There is a story about my husband that gets trotted out on a fairly regular basis.
My husband was born in the US to Indian parents holding green cards. As a first generation American, I know that there were discussions about which language they should first teach to Ravi; English or Gujarati. They elected to teach him English first for a variety of reasons including not wanting him to be behind in school. Gujarati, they decided, could wait.
Fast forward about 5 years.
I’m paraphrasing here, but the conversation went something like this, over the course of several years…
In-laws-It’s time to learn Gujarati
In-laws-How about you learn Gujarati and we buy you go-bots?
In-laws-How about you learn Gujarati and we give you money?

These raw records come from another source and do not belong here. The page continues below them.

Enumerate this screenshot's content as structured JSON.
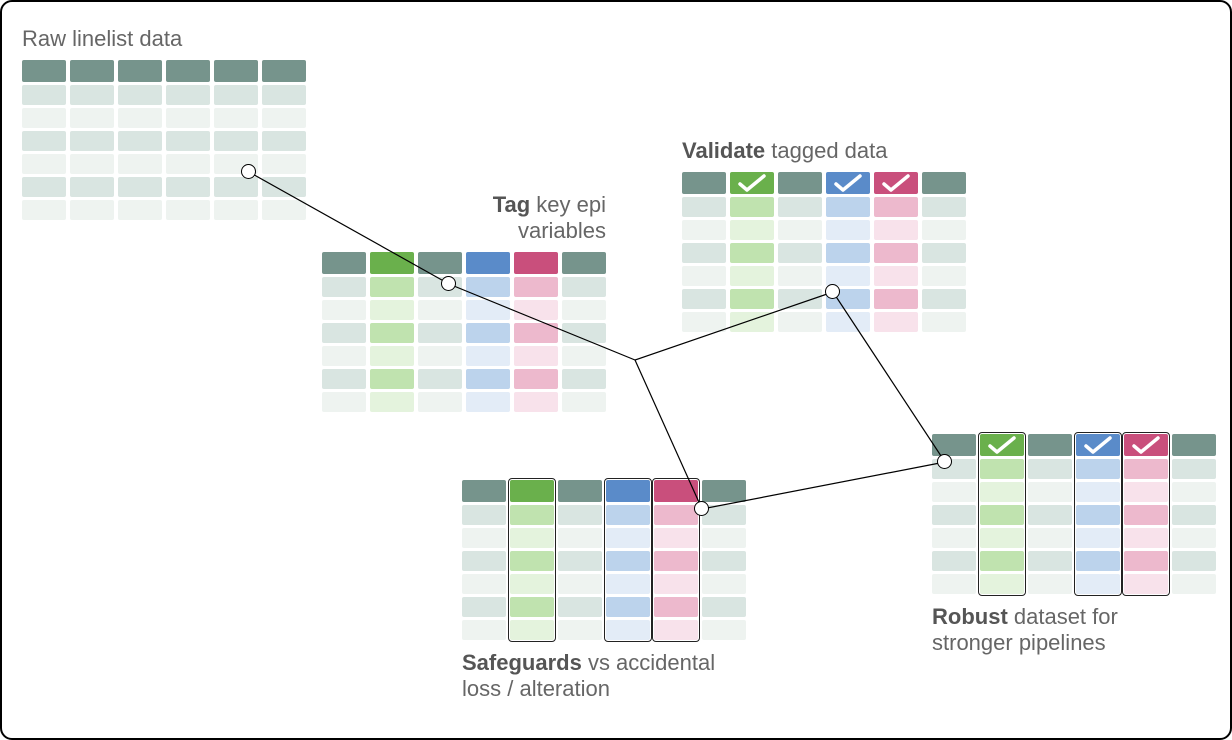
{
  "diagram": {
    "type": "process-flow",
    "description": "Data linelist pipeline: raw → tag → validate/safeguard → robust dataset",
    "stages": [
      {
        "id": "raw",
        "title_bold": "",
        "title_rest": "Raw linelist data",
        "position": "top-left",
        "columns": 6,
        "colors": [
          "muted",
          "muted",
          "muted",
          "muted",
          "muted",
          "muted"
        ],
        "checkmarks": [
          false,
          false,
          false,
          false,
          false,
          false
        ],
        "outlined": [
          false,
          false,
          false,
          false,
          false,
          false
        ]
      },
      {
        "id": "tag",
        "title_bold": "Tag",
        "title_rest": " key epi variables",
        "position": "center-left",
        "columns": 6,
        "colors": [
          "muted",
          "green",
          "muted",
          "blue",
          "pink",
          "muted"
        ],
        "checkmarks": [
          false,
          false,
          false,
          false,
          false,
          false
        ],
        "outlined": [
          false,
          false,
          false,
          false,
          false,
          false
        ]
      },
      {
        "id": "validate",
        "title_bold": "Validate",
        "title_rest": " tagged data",
        "position": "center-right",
        "columns": 6,
        "colors": [
          "muted",
          "green",
          "muted",
          "blue",
          "pink",
          "muted"
        ],
        "checkmarks": [
          false,
          true,
          false,
          true,
          true,
          false
        ],
        "outlined": [
          false,
          false,
          false,
          false,
          false,
          false
        ]
      },
      {
        "id": "safeguard",
        "title_bold": "Safeguards",
        "title_rest": " vs accidental loss / alteration",
        "position": "bottom-center",
        "columns": 6,
        "colors": [
          "muted",
          "green",
          "muted",
          "blue",
          "pink",
          "muted"
        ],
        "checkmarks": [
          false,
          false,
          false,
          false,
          false,
          false
        ],
        "outlined": [
          false,
          true,
          false,
          true,
          true,
          false
        ]
      },
      {
        "id": "robust",
        "title_bold": "Robust",
        "title_rest": " dataset for stronger pipelines",
        "position": "bottom-right",
        "columns": 6,
        "colors": [
          "muted",
          "green",
          "muted",
          "blue",
          "pink",
          "muted"
        ],
        "checkmarks": [
          false,
          true,
          false,
          true,
          true,
          false
        ],
        "outlined": [
          false,
          true,
          false,
          true,
          true,
          false
        ]
      }
    ],
    "connections": [
      [
        "raw",
        "tag"
      ],
      [
        "tag",
        "validate"
      ],
      [
        "tag",
        "safeguard"
      ],
      [
        "validate",
        "robust"
      ],
      [
        "safeguard",
        "robust"
      ]
    ],
    "palette": {
      "muted_dark": "#76948c",
      "muted_light": "#d9e5e1",
      "muted_faint": "#eef3f0",
      "green_dark": "#6ab04c",
      "green_light": "#c0e3af",
      "green_faint": "#e4f3dd",
      "blue_dark": "#5a8bc9",
      "blue_light": "#bcd3ec",
      "blue_faint": "#e3ecf7",
      "pink_dark": "#c94f7c",
      "pink_light": "#edb9cd",
      "pink_faint": "#f8e2eb",
      "text": "#666666",
      "border": "#000000"
    }
  },
  "labels": {
    "raw": "Raw linelist data",
    "tag_bold": "Tag",
    "tag_rest": " key epi",
    "tag_rest2": "variables",
    "validate_bold": "Validate",
    "validate_rest": " tagged data",
    "safeguard_bold": "Safeguards",
    "safeguard_rest": " vs accidental",
    "safeguard_rest2": "loss / alteration",
    "robust_bold": "Robust",
    "robust_rest": " dataset for",
    "robust_rest2": "stronger pipelines"
  }
}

In-laws-How about you learn Gujarati and we buy you a brand new bike? (This was supposed to be the big guns)
Ravi-You’ll buy me a new bike eventually (those are his words, verbatim)
Ravi does not speak Gujarati. (Yes, he did get the new bike eventually)

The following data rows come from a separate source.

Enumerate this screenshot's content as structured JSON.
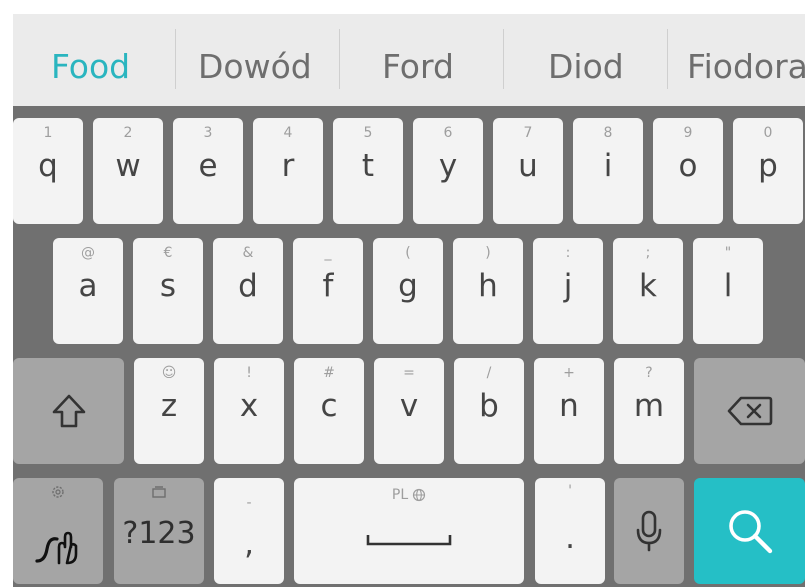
{
  "suggestions": {
    "primary": "Food",
    "items": [
      "Dowód",
      "Ford",
      "Diod",
      "Fiodora"
    ]
  },
  "colors": {
    "accent": "#25bfc6",
    "keyboard_bg": "#707070",
    "key_bg": "#f3f3f3",
    "function_key_bg": "#a5a5a5",
    "suggestion_bar_bg": "#ebebeb"
  },
  "rows": {
    "row1": [
      {
        "letter": "q",
        "hint": "1"
      },
      {
        "letter": "w",
        "hint": "2"
      },
      {
        "letter": "e",
        "hint": "3"
      },
      {
        "letter": "r",
        "hint": "4"
      },
      {
        "letter": "t",
        "hint": "5"
      },
      {
        "letter": "y",
        "hint": "6"
      },
      {
        "letter": "u",
        "hint": "7"
      },
      {
        "letter": "i",
        "hint": "8"
      },
      {
        "letter": "o",
        "hint": "9"
      },
      {
        "letter": "p",
        "hint": "0"
      }
    ],
    "row2": [
      {
        "letter": "a",
        "hint": "@"
      },
      {
        "letter": "s",
        "hint": "€"
      },
      {
        "letter": "d",
        "hint": "&"
      },
      {
        "letter": "f",
        "hint": "_"
      },
      {
        "letter": "g",
        "hint": "("
      },
      {
        "letter": "h",
        "hint": ")"
      },
      {
        "letter": "j",
        "hint": ":"
      },
      {
        "letter": "k",
        "hint": ";"
      },
      {
        "letter": "l",
        "hint": "\""
      }
    ],
    "row3": [
      {
        "letter": "z",
        "hint": "☺"
      },
      {
        "letter": "x",
        "hint": "!"
      },
      {
        "letter": "c",
        "hint": "#"
      },
      {
        "letter": "v",
        "hint": "="
      },
      {
        "letter": "b",
        "hint": "/"
      },
      {
        "letter": "n",
        "hint": "+"
      },
      {
        "letter": "m",
        "hint": "?"
      }
    ]
  },
  "bottom": {
    "numbers_label": "?123",
    "comma": ",",
    "comma_hint": "-",
    "space_hint": "PL",
    "period": ".",
    "period_hint": "'"
  },
  "icons": {
    "shift": "shift-icon",
    "backspace": "backspace-icon",
    "gesture": "swipe-gesture-icon",
    "settings": "gear-icon",
    "clipboard": "clipboard-icon",
    "globe": "globe-icon",
    "mic": "microphone-icon",
    "search": "search-icon"
  }
}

This is a story that usually brings big laughs. Ravi and I both find it hilarious.
Or, rather, I found it hilarious until I started thinking about it from the parent’s perspective. What if I wanted to impart something American to Elanor and she flat out refuses (it’s hard to think of a comparable substitution for a mother tongue language, but go with me here)? Would I find it a testament to her parentage (and our own pigheadedness), or a painful rejection of my culture, and what I perceive as HER home culture?
I have never asked my in-laws that question (although I plan to…or they’re welcome to respond in comments since I know they read the blog)-what it felt like to have their son refuse to learn their native language. Did it feel like a rejection? Was it just another example of his stubborn personality? What were the challenges of raising their son in a culture that was not their home culture (although they’d lived in the US for about 7 years before having Ravi)?
I’ve been thinking a lot about these questions because Elanor has now spent more than half her life in Singapore. Certainly the entire span of her life that she remembers. For whatever reason, that realization has shaken me.
Obviously they are two different scenarios. Neither of the girls holds Singaporean citizenship. We have no plans to become Permanent Residents (PR’s). We don’t plan on living abroad forever. Elanor will even tell you that she’s from Boston.
However, it does raise some big questions about identity, and where “home” is. In reading a book about Third Culture Kids (a term applied to children growing up outside their passport country; Ravi is more accurately termed a cross-culture kid, even though he did some time as a TCK in India) there seem to be two potential outcomes for children’s personalities. The first (and most desirable) is that they are highly adaptable people and often high achievers–one need not look further than President Obama, who did some time as a TCK in Malaysia, for an example. The second (and scary) outcome is a child who feels at home in neither their home culture nor the culture they live in. Every sign points to the former outcome for Elanor–she is a very social child who makes friends easily and who seems equally happy in Singapore and on visits home to the US.
However, I am a mother, and I overthink everything, so I worry about what our eventual repatriation will be like for her (and for Rhiannon, who is Singapore-born).
When I think about the story of Ravi and the refusal to learn Gujarati, I’m not sure I’m laughing so hard anymore.